(Stored data)
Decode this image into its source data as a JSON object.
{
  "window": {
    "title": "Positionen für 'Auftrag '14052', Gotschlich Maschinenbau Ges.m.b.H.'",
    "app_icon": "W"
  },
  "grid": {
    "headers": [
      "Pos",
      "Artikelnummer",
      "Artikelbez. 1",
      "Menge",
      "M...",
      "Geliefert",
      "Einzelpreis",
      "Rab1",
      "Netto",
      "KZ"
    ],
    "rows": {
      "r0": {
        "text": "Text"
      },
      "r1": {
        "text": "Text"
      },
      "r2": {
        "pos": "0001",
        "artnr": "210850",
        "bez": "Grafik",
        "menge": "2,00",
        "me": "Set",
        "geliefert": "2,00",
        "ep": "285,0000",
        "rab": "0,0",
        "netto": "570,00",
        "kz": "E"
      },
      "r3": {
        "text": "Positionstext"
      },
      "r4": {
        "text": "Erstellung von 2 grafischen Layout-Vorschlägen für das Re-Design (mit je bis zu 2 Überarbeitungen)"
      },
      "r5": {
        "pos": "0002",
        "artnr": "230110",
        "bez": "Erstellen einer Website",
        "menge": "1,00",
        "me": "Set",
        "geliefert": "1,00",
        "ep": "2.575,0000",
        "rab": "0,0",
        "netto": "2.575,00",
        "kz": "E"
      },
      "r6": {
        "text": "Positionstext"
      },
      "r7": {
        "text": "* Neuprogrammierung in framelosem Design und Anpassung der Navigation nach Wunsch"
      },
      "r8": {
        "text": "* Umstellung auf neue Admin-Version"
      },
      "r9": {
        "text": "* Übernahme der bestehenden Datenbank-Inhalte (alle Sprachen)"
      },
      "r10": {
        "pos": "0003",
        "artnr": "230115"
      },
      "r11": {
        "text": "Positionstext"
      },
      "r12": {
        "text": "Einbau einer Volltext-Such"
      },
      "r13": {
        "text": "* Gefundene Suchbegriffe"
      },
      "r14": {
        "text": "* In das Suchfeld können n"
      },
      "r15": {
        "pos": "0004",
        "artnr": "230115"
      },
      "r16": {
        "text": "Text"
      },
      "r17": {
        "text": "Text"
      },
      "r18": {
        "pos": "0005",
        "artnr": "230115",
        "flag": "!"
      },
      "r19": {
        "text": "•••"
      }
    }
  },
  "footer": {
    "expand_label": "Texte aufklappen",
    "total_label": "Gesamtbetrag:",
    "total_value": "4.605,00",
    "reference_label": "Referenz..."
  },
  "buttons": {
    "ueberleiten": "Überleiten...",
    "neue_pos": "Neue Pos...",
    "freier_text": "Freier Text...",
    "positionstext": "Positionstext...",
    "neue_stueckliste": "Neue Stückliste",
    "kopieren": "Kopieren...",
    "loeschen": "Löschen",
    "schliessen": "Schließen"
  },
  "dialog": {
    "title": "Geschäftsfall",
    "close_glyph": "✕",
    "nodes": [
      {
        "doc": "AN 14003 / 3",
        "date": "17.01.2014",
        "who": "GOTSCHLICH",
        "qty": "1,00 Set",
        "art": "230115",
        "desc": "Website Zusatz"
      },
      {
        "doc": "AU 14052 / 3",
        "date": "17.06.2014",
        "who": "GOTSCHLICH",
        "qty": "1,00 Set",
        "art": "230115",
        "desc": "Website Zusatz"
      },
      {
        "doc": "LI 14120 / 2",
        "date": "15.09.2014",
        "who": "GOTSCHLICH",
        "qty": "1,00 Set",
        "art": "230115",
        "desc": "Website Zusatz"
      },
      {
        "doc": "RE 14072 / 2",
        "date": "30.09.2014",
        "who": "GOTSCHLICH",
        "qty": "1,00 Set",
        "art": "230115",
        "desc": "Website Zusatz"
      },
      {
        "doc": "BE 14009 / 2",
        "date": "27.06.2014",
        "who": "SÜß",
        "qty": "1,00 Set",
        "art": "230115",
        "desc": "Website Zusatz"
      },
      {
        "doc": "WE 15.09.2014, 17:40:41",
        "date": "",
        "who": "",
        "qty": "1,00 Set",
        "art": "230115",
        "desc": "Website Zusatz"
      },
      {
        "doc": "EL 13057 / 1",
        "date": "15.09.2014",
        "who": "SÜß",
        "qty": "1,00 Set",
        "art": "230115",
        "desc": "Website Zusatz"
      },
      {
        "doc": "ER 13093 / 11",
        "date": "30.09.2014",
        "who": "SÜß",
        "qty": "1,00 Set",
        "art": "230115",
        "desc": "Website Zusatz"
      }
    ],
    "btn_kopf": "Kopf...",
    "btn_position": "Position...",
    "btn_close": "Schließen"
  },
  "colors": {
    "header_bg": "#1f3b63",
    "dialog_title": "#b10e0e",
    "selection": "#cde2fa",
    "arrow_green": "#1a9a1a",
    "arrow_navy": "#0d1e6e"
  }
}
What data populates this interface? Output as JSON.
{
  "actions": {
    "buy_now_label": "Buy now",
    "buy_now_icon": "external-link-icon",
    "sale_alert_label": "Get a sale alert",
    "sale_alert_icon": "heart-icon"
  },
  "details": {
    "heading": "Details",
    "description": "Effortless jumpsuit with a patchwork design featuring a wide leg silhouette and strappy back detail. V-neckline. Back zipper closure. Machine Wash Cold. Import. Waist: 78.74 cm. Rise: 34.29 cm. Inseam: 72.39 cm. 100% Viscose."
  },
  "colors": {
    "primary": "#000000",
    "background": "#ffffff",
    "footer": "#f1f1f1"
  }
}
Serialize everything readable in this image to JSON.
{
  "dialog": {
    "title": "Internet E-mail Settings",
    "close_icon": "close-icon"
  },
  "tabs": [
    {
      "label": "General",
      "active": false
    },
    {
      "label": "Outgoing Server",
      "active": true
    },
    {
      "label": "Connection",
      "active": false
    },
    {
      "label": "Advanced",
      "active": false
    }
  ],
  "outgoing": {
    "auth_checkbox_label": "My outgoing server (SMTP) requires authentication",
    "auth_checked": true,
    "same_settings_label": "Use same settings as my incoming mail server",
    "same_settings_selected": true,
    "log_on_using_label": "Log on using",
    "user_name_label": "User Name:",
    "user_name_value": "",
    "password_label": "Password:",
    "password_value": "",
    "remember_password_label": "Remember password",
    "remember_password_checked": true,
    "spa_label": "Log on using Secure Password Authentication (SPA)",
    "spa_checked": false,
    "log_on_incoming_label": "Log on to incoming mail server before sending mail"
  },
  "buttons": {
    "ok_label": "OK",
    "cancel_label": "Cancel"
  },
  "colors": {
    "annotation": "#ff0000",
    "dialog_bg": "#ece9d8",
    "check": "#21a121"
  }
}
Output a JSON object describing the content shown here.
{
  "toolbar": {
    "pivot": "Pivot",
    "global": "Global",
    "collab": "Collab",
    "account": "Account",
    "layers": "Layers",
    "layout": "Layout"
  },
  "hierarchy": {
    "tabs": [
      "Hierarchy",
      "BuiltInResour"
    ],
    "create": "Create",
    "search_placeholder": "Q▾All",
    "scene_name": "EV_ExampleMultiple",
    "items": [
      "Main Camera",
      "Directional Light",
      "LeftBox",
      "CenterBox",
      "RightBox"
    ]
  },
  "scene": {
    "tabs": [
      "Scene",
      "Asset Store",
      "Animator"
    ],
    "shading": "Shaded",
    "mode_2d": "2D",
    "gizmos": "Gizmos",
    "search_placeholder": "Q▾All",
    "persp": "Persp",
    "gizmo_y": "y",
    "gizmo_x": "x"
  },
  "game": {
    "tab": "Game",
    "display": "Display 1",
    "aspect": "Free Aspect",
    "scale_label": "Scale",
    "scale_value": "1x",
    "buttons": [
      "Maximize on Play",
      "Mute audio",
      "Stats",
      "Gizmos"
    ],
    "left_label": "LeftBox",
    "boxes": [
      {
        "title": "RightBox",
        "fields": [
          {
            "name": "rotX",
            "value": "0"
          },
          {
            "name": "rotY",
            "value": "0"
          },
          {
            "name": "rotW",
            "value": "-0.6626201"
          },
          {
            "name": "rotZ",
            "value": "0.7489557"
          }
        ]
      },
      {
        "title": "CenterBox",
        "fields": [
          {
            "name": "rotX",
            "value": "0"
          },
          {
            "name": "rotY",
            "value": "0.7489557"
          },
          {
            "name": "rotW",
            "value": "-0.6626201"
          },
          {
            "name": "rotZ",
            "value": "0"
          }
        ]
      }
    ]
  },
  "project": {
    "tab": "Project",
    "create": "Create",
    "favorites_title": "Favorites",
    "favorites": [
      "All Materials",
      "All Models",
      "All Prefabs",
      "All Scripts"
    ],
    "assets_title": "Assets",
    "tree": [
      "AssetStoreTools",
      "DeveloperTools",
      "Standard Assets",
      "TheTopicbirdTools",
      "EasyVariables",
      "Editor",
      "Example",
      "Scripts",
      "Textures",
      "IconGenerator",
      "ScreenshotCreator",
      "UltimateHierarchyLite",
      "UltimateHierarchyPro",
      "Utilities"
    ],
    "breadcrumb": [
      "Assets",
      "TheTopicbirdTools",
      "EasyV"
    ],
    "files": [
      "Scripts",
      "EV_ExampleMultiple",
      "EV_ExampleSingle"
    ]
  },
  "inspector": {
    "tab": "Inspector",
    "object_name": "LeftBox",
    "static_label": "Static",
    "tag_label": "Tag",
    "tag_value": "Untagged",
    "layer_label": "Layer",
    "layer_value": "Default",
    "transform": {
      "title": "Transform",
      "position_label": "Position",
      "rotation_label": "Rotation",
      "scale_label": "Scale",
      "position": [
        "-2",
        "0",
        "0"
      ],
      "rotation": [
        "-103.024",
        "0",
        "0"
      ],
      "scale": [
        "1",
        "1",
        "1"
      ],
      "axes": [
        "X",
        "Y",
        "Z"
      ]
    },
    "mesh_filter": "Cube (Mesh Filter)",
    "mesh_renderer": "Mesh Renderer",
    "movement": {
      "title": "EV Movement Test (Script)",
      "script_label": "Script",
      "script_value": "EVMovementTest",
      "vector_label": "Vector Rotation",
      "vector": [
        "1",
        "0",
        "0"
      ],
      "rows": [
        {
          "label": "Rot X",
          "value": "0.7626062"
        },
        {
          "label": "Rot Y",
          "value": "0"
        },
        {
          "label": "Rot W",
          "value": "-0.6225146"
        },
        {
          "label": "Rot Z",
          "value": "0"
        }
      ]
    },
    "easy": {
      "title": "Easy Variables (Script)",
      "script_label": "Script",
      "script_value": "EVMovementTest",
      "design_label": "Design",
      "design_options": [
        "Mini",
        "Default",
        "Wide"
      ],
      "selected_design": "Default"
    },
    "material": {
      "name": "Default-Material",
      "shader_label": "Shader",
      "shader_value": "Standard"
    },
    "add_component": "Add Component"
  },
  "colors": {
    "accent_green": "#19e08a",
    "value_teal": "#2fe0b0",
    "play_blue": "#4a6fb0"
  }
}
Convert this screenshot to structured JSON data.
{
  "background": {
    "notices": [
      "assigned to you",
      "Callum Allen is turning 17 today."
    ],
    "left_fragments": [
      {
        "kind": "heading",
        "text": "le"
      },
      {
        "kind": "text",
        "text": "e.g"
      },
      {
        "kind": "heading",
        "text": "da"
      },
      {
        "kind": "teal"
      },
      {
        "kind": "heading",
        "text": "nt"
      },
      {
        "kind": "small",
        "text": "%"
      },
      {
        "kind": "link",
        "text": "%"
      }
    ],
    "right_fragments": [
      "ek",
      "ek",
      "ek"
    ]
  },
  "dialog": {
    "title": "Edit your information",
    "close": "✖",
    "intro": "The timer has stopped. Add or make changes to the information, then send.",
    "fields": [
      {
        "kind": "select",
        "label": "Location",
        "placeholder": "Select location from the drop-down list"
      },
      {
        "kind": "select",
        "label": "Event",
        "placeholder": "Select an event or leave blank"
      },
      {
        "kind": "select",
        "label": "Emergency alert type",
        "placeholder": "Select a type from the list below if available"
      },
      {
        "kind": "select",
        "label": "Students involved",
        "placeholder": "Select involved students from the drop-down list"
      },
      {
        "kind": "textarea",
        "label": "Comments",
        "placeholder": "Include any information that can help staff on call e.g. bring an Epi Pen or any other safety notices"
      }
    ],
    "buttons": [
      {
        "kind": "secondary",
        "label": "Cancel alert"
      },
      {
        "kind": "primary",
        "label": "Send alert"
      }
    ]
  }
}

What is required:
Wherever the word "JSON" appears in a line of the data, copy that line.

Task output:
Decode this image into its source data as a JSON object.
What data populates this interface? Output as JSON.
Serialize everything readable in this image to JSON.
Output a JSON object describing the content shown here.
Convert this screenshot to structured JSON data.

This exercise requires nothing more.